10 September 2017 - 16:42 By Suthentira Govender
Depressed man sitting on the floor with his head down.
Depressed man sitting on the floor with his head down.
Image: iStock

Kevin Sanders was forced to become the “man of the house” at 18‚ after his father suddenly took his own life.

There were no signs that Sanders’s father was going to commit suicide‚ because he never spoke about the troubles that plagued him.

Sanders - now 27 - is channelling his grief into trying to help South African men not go down the same road by speaking out about suicide as part of the Men’s Foundation of SA’s campaign - an NGO that creates awareness about health issues affecting men.

With Monday being World Suicide Awareness Day‚ the foundation has warned that South Africa is in crisis when it comes to suicide amongst men.

“South African has the eighth-highest suicide rate in the world.

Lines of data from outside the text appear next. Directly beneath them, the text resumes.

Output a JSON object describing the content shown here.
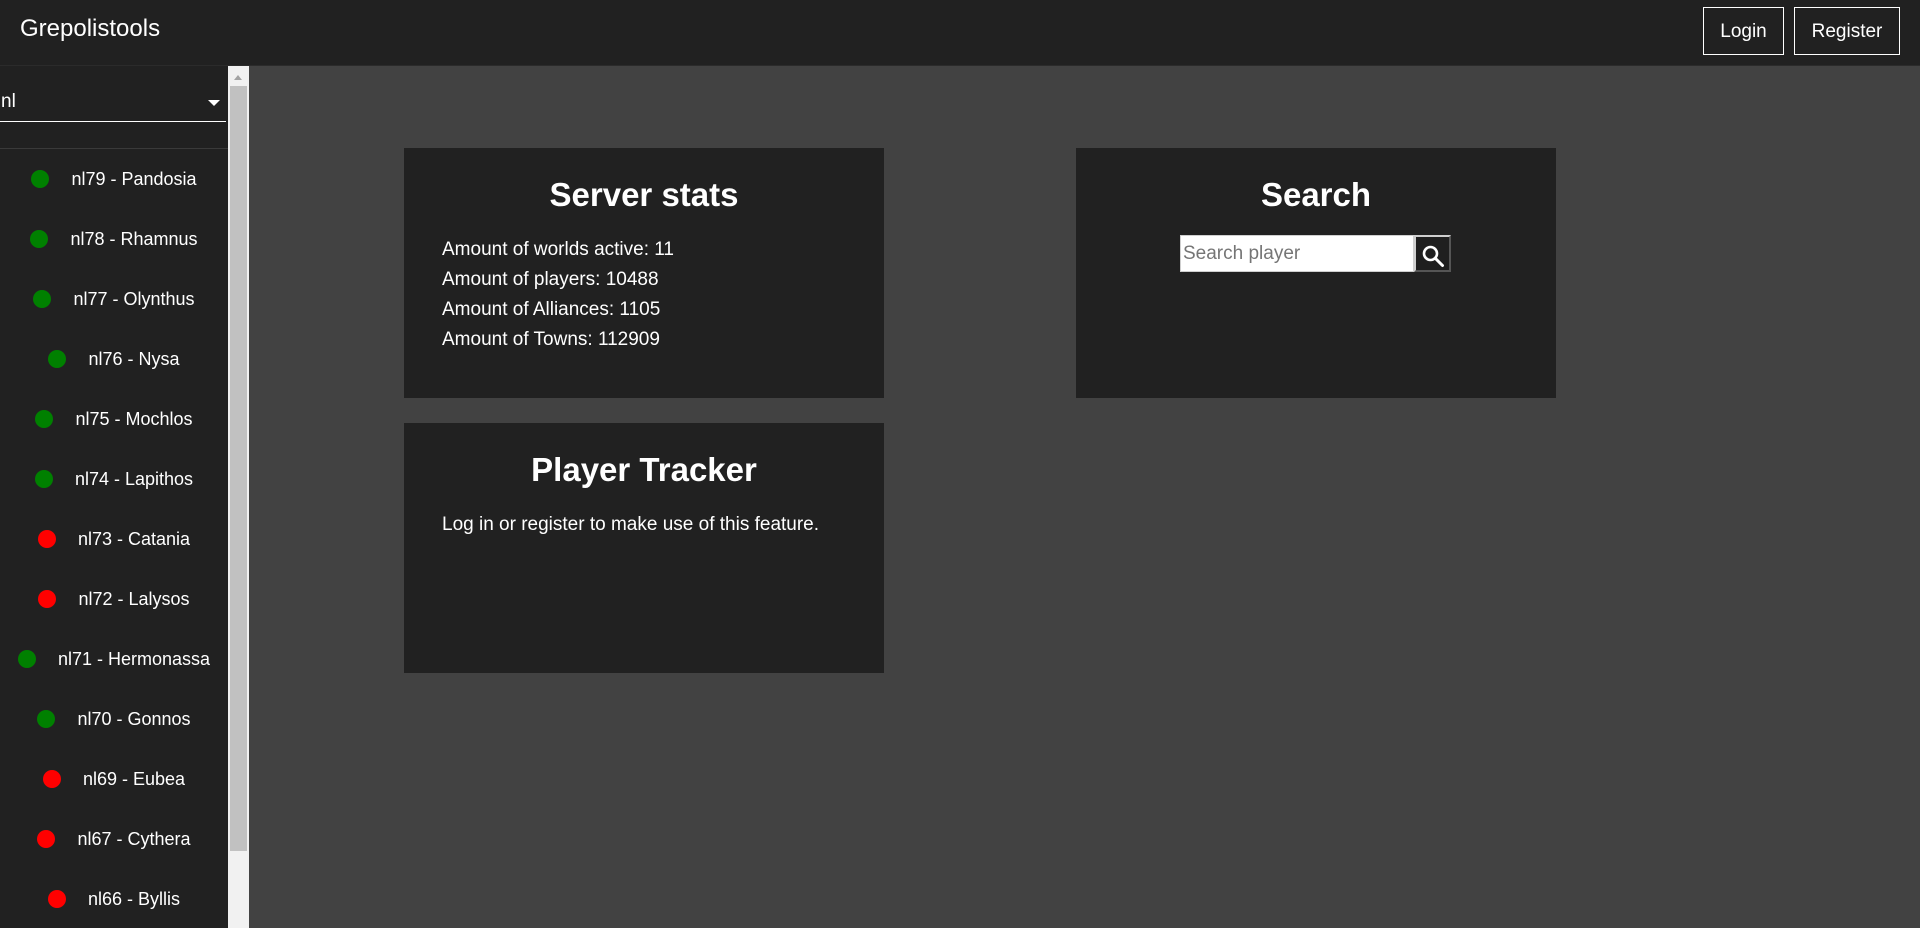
{
  "header": {
    "brand": "Grepolistools",
    "login_label": "Login",
    "register_label": "Register"
  },
  "sidebar": {
    "selected_server": "nl",
    "worlds": [
      {
        "label": "nl79 - Pandosia",
        "status": "active"
      },
      {
        "label": "nl78 - Rhamnus",
        "status": "active"
      },
      {
        "label": "nl77 - Olynthus",
        "status": "active"
      },
      {
        "label": "nl76 - Nysa",
        "status": "active"
      },
      {
        "label": "nl75 - Mochlos",
        "status": "active"
      },
      {
        "label": "nl74 - Lapithos",
        "status": "active"
      },
      {
        "label": "nl73 - Catania",
        "status": "inactive"
      },
      {
        "label": "nl72 - Lalysos",
        "status": "inactive"
      },
      {
        "label": "nl71 - Hermonassa",
        "status": "active"
      },
      {
        "label": "nl70 - Gonnos",
        "status": "active"
      },
      {
        "label": "nl69 - Eubea",
        "status": "inactive"
      },
      {
        "label": "nl67 - Cythera",
        "status": "inactive"
      },
      {
        "label": "nl66 - Byllis",
        "status": "inactive"
      }
    ]
  },
  "status_colors": {
    "active": "#008000",
    "inactive": "#ff0000"
  },
  "server_stats": {
    "title": "Server stats",
    "lines": [
      "Amount of worlds active: 11",
      "Amount of players: 10488",
      "Amount of Alliances: 1105",
      "Amount of Towns: 112909"
    ]
  },
  "search": {
    "title": "Search",
    "placeholder": "Search player",
    "value": "",
    "button_icon": "search-icon"
  },
  "player_tracker": {
    "title": "Player Tracker",
    "message": "Log in or register to make use of this feature."
  }
}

It’s a crisis when we’re losing the futures of 18 men daily in the country and we don’t talk about it or the public is now aware of it‚” said Garron Gsell‚ of the foundation.

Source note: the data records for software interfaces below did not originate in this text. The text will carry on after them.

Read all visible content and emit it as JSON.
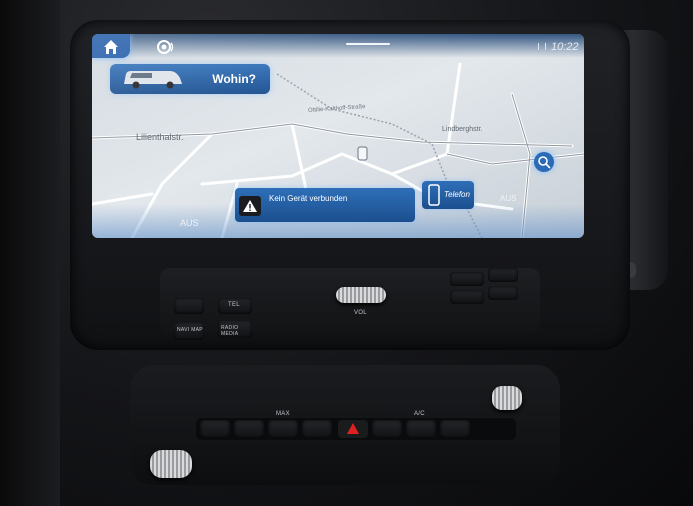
{
  "screen": {
    "home_icon": "home-icon",
    "voice_icon": "voice-assistant-icon",
    "clock": "10:22",
    "signal_icon": "signal-icon",
    "destination_button": {
      "label": "Wohin?",
      "vehicle_icon": "van-icon"
    },
    "streets": [
      "Lilienthalstr.",
      "Lindberghstr.",
      "Ottilie-Kalthoff-Straße"
    ],
    "notification": {
      "icon": "warning-icon",
      "text": "Kein Gerät verbunden"
    },
    "phone_button": {
      "label": "Telefon",
      "icon": "phone-icon"
    },
    "left_label": "AUS",
    "right_label": "AUS",
    "map_options_icon": "map-settings-icon"
  },
  "controls": {
    "tel_label": "TEL",
    "navi_label": "NAVI MAP",
    "radio_label": "RADIO MEDIA",
    "vol_label": "VOL",
    "colors": {
      "screen_accent": "#2e6fb8",
      "hazard": "#e02020"
    }
  },
  "climate": {
    "ac_label": "A/C",
    "defrost_label": "MAX"
  }
}
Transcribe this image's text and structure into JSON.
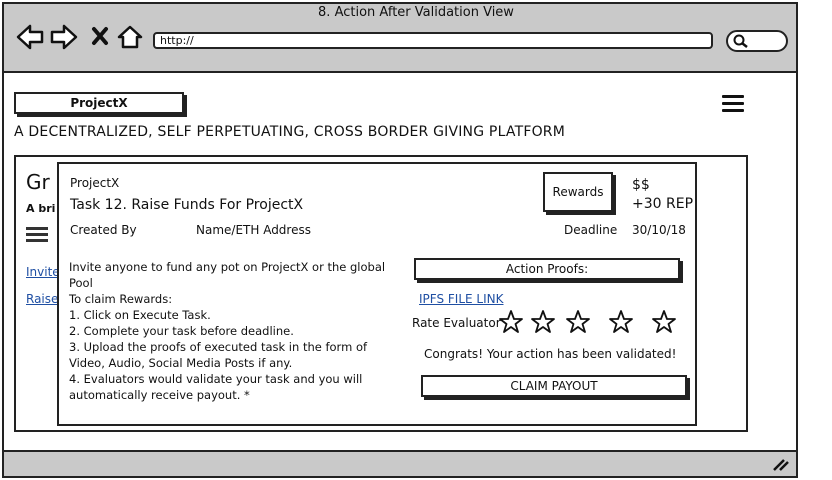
{
  "window": {
    "title": "8. Action After Validation View"
  },
  "toolbar": {
    "url": "http://"
  },
  "header": {
    "logo_label": "ProjectX",
    "tagline": "A DECENTRALIZED, SELF PERPETUATING, CROSS BORDER GIVING PLATFORM"
  },
  "background_card": {
    "title_partial": "Gr",
    "subtitle_partial": "A bri",
    "link1_partial": "Invite",
    "link2_partial": "Raise"
  },
  "modal": {
    "project": "ProjectX",
    "task_title": "Task 12.  Raise Funds For ProjectX",
    "created_by_label": "Created By",
    "creator": "Name/ETH Address",
    "rewards_label": "Rewards",
    "reward_currency": "$$",
    "reward_rep": "+30 REP",
    "deadline_label": "Deadline",
    "deadline": "30/10/18",
    "instructions": [
      "Invite anyone to fund any pot on ProjectX or the global Pool",
      "To claim Rewards:",
      "1. Click on Execute Task.",
      "2. Complete your task before deadline.",
      "3. Upload the proofs of executed task in the form of Video, Audio, Social Media Posts if any.",
      "4. Evaluators would validate your task and you will automatically receive payout. *"
    ],
    "proofs_label": "Action Proofs:",
    "ipfs_link": "IPFS FILE LINK",
    "rate_label": "Rate Evaluator",
    "rating": 0,
    "rating_max": 5,
    "congrats": "Congrats! Your action has been validated!",
    "claim_label": "CLAIM PAYOUT"
  }
}
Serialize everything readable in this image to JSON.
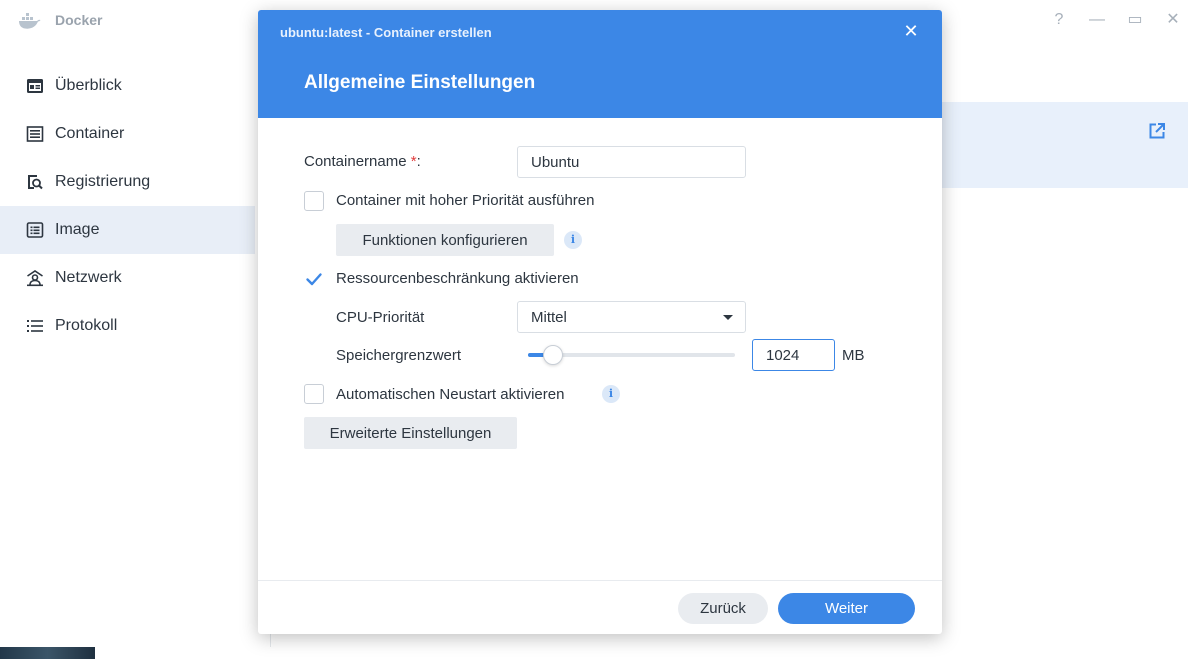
{
  "app": {
    "title": "Docker",
    "window_controls": {
      "help": "?",
      "minimize": "—",
      "maximize": "▭",
      "close": "✕"
    }
  },
  "sidebar": {
    "items": [
      {
        "label": "Überblick",
        "icon": "overview-icon"
      },
      {
        "label": "Container",
        "icon": "container-icon"
      },
      {
        "label": "Registrierung",
        "icon": "registry-search-icon"
      },
      {
        "label": "Image",
        "icon": "image-icon",
        "active": true
      },
      {
        "label": "Netzwerk",
        "icon": "network-icon"
      },
      {
        "label": "Protokoll",
        "icon": "log-list-icon"
      }
    ]
  },
  "modal": {
    "title": "ubuntu:latest - Container erstellen",
    "close": "✕",
    "heading": "Allgemeine Einstellungen",
    "container_name": {
      "label": "Containername",
      "required_mark": "*",
      "colon": ":",
      "value": "Ubuntu"
    },
    "high_priority": {
      "label": "Container mit hoher Priorität ausführen",
      "checked": false
    },
    "configure_button": "Funktionen konfigurieren",
    "info_glyph": "i",
    "resource_limit": {
      "label": "Ressourcenbeschränkung aktivieren",
      "checked": true
    },
    "cpu_priority": {
      "label": "CPU-Priorität",
      "value": "Mittel"
    },
    "memory_limit": {
      "label": "Speichergrenzwert",
      "value": "1024",
      "unit": "MB",
      "slider_fraction": 0.1
    },
    "auto_restart": {
      "label": "Automatischen Neustart aktivieren",
      "checked": false
    },
    "advanced_button": "Erweiterte Einstellungen",
    "back_button": "Zurück",
    "next_button": "Weiter"
  },
  "colors": {
    "accent": "#3c87e6",
    "required": "#e03a3a",
    "active_bg": "#e8eef7"
  }
}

Sanders said his father’s suicide had a huge impact on his family.

“My dad was the person I looked up to as my hero. I had just finished matric and started studying with a part-time job and had to fill his shoes in our family.

“I’ve had to learn to be able to talk about what happened to my dad openly and share why I think it happened so others can maybe have a change of heart and talk about those feelings to someone close to them or just try and find help‚” said Sanders.

Gsell believes increasing financial pressures and silence over personal problems are driving men to end their lives.

“In most cases men are the breadwinners for their families‚ which puts a great amount of pressure on them. When they are unable to provide they are left feeling inadequate and overwhelmed to the point that they feel that they can't talk about it and the only way out is to end their lives‚” said Gsell.

“There is a general perception that vulnerability is a sign of weakness‚ but it is actually a sign of great strength.”

According to Gsell‚ many men are becoming more comfortable discussing physical health issues‚ however the subject of mental health “is still taboo”.

The foundation‚ which drives the Movember campaign in South Africa - will be launching an innovative initiative early in 2018 to get more men to share the challenges they are facing.

“The global Movember-rated barbers’ initiative provides crisis communication to help when dealing with clients who open up while they are in the barber’s chair. This is will be launched in South Africa soon‚” said Gsell.

He said government funding primarily focused on women‚ children and the elderly and “there are good reasons for this”.

“What that means is that if we want to help men‚ then we have to rely on the private and public sector to donate and invest in programmes that will make a difference.

“We are making a stand for men to understand that when they are struggling there is support available.”

Where you can turn to for help:

- Lifeline - 0861 322 322

- Suicide Crisis Line - 0800 567 567

- SADAG Mental Health Line - 011 234 4837